# DESCRIPTION OF THE TASK:
Show every line in the entries below where the word "arrow" appears.

START INFORMATION GIVEN

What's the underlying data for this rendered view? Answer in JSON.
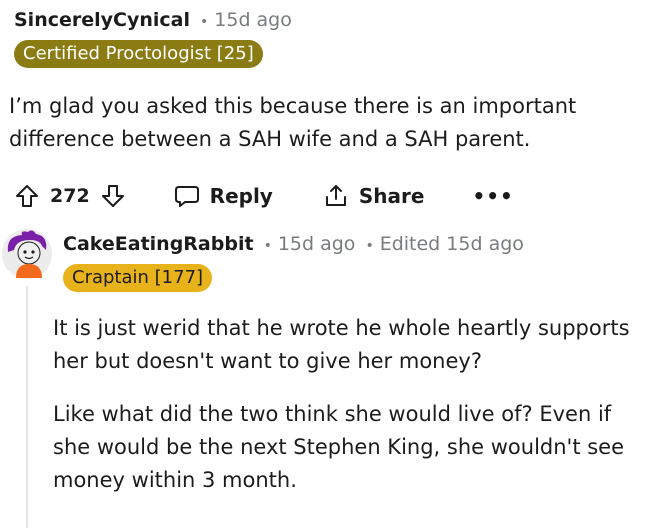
{
  "comment1": {
    "author": "SincerelyCynical",
    "separator": "•",
    "time": "15d ago",
    "flair": "Certified Proctologist [25]",
    "flair_color": "#8a7b12",
    "body": "I’m glad you asked this because there is an important difference between a SAH wife and a SAH parent."
  },
  "actions": {
    "upvote_icon": "arrow-up-icon",
    "vote_count": "272",
    "downvote_icon": "arrow-down-icon",
    "reply_label": "Reply",
    "share_label": "Share",
    "more_label": "•••"
  },
  "comment2": {
    "author": "CakeEatingRabbit",
    "separator": "•",
    "time": "15d ago",
    "edited": "Edited 15d ago",
    "flair": "Craptain [177]",
    "flair_color": "#e7b21a",
    "paragraphs": [
      "It is just werid that he wrote he whole heartly supports her but doesn't want to give her money?",
      "Like what did the two think she would live of? Even if she would be the next Stephen King, she wouldn't see money within 3 month."
    ]
  }
}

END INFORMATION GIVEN

# ANSWER BOX:
    "upvote_icon": "arrow-up-icon",
    "downvote_icon": "arrow-down-icon",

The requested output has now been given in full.